Having been born upon a warm speck of an island, Jeb’s ten years in Hawaii have exposed him little to temperatures below 70 degrees Fahrenheit. He’s seen snow twice in his lifetime and has never heard of an electric blanket (“You plug in a blanket? Why?”). His greatest exposure to any “real” winter has been limited to holidays in the climes of California.
So when a “cold” snap came through our island last night, cooling the air with some dramatic winds, we all feebly slipped on socks and shivered. The temperature gauge read about 63.
“Mom, it’s so cold in my room right now.”
“I know, it’s a little chilly tonight.”
“No, I mean it’s really cold. It’s cold like California.”
The whipping winds of yesterday have come to a complete standstill. Nothing moves. I kick off bed sheets in my sleep, as we rest in the thick air of an island petri dish paused in surreal calm.
All is silent but for the faint sound of crickets in the pre-dawn dark, and the occasional rooster ricocheting calls from the tops of motionless trees.
So much can change so quickly, just look at the weather.
In my last posting, I bemoaned a broken water pump at our new abode, while watching trees bent sideways from wild gusts. Within 24 hours, I am in a new setting. Water flows from the tap. The air hangs stagnant.
With the water pump fixed yesterday, I got to do chores. Like four loads of laundry. Three piles of dishes (hot, sudsy water, all the while). I wiped away years of black film from behind the refrigerator. There was even joy in cleaning someone else’s left-behind grime. Because I could. Oh, the delight of running water!
All day I drank glassfuls of precious liquid. Some with lemon. Some with fresh mint. Some glasses, just plain, fresh water.
Now, with the winds so dramatically stilled, this morning’s pregnant pause is full of mystery.
Water still runs from the tap. I have more cleaning plans in store. But then there’s the weather. Sort of solely in charge. We are vulnerable, despite extended forecasts. I am humbled in the mystique of this stillness.
One thing I love about travel is being able to live the lines where similar and different blur. Seems no matter where you go, there are things that are the same all over, yet often expressed in just a little different way.
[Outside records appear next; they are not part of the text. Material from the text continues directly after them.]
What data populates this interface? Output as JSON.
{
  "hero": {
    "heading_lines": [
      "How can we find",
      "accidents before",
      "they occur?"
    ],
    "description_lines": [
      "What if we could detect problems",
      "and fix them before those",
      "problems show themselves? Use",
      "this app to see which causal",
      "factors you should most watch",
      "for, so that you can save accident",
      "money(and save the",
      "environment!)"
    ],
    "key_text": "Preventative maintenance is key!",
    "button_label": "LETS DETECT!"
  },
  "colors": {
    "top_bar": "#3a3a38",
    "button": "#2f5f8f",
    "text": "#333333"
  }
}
A change of scenery, seeing the familiar in new settings, offers fresh perspectives. We view ourselves and the world from new angles.
Since these shots were taken on our recent trip to Chicago, I can’t help but think of those in the mid-west, recently affected by the severe weather of over 80 tornadoes. When we checked in with our friends who live there, they told us they’d decided to harness the gusts and get in an end-of-the-season windsurfing session in.
Not everyone was able to play.
Today I send good wishes, peace, ease, and speedy recovery to all of those impacted by the storm. May we all remain humble in the face of Mother Nature and stay grateful for all the precious things.